Javier Baez finally gets his chance

DENVER -- Javier Baez was treated like a superstar from the moment he was drafted as the Chicago Cubs’ first-round pick in 2011. But he rarely took the time to bask in it.

He was too busy hounding his teammates and coaches for tips, trying to perfect his “always big, always hard” swing late into the night at minor league batting cages, and listening to every word player-coach Manny Ramirez told him.

No really, he did.

“I learn everything I can,” said Baez, who was called up to "the show" on Tuesday with the Cubs visiting the only NL team sporting more losses than them, the Colorado Rockies. “I just did what I needed to do.”

Baez stayed confident that he was doing the right things all along, despite criticism and the fact his game was suffering from an identity crisis.

Baez, the same guy who dominated Double-A headlines and pitchers alike in 2013, batted .178 in his opening act in Triple-A Iowa. Because of it, according to ESPN Insider Christopher Crawford, more than one scout had declared Baez’s season as good as dead.

That passed, though, and so did Baez’s biggest slump of his short career. And after a 33.7 strikeout rate in his first 66 games in Triple-A, Baez began avoiding pitches in the dirt and trimmed his K rate to 23.8.

When asked about it Tuesday, he thanked Ramirez for his improved focus at the plate, saying the 41-year-old spent a lot of time with him working on his approach.

“He would just talk about my approach and how the pitchers were ... pitching around some to me and some of the other guys,” Baez said. “That’s why I’m taking more pitches and swinging at pitches in the zone.”

Baez hit .260 with 24 doubles and 23 home runs in 104 games in Triple-A and seemed to fit well at second base after he transplanted there three weeks ago -- all before he was woken up in his hotel room in Omaha with news of his promotion.

Tuesday, in the visitors locker room, Baez -- who will bat second and play second base against the Rockies -- sat at a table and seemed at ease conversing with the likes of Anthony Rizzo and Starlin Castro, who took him out for a steak dinner following the big news.

"He’ll be in the right place," Rizzo said. "He’s a good kid. And now that he’s here, there’s no up. He knows that. This is it. This is the Show, so he deserves to be in it, and hopefully this transition is smooth for him."

Right-handed reliever Kyuji Fujikawa finished his 30-day minor league rehabilitation assignment and returned to the Cubs' clubhouse on Tuesday in Colorado.

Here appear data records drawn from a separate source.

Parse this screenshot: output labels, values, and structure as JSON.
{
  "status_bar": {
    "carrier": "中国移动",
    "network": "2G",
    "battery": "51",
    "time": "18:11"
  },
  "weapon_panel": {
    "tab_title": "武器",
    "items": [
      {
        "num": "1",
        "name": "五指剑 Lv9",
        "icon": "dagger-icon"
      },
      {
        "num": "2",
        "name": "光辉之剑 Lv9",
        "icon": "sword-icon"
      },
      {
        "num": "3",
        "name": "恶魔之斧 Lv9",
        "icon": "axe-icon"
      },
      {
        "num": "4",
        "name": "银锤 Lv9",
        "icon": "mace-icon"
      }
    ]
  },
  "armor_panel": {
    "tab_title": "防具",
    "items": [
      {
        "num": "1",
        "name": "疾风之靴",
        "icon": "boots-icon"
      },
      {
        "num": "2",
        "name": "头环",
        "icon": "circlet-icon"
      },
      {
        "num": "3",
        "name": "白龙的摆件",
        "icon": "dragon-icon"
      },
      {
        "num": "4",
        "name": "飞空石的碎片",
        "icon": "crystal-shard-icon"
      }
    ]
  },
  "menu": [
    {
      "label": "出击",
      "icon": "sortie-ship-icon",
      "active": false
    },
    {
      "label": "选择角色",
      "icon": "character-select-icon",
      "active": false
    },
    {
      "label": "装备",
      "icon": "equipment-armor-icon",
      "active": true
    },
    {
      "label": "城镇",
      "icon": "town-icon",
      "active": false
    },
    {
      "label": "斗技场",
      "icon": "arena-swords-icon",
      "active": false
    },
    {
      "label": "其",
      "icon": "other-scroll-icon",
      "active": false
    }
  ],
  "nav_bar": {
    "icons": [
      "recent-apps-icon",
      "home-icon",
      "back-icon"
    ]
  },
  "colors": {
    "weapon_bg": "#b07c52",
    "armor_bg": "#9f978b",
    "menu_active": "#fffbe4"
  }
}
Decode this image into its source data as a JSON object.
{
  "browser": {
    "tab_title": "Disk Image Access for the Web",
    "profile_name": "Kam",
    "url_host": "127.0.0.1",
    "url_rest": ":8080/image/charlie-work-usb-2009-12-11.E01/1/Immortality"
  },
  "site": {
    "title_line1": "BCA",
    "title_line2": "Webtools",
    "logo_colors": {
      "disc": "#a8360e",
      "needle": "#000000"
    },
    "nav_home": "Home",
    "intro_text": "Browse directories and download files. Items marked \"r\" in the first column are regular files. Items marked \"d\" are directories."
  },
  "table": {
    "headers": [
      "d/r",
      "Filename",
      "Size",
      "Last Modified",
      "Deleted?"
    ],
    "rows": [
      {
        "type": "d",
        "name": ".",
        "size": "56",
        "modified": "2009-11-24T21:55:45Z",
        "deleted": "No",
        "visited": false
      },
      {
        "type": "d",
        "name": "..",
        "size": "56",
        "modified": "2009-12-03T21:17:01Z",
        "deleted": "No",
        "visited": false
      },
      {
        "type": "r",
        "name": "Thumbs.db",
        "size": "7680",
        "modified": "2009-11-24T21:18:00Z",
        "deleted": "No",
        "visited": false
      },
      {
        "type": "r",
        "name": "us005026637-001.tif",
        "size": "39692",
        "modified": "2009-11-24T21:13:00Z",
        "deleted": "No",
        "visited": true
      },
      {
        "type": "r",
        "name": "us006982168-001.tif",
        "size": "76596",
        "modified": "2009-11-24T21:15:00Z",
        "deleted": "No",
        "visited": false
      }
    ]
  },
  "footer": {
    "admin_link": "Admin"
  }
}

Fujikawa, who has not been declared active as of yet, is trying to return to the majors after having Tommy John surgery on his right elbow in 2013.

"He said he is full-ready to go," Cubs manager Rick Renteria said Tuesday.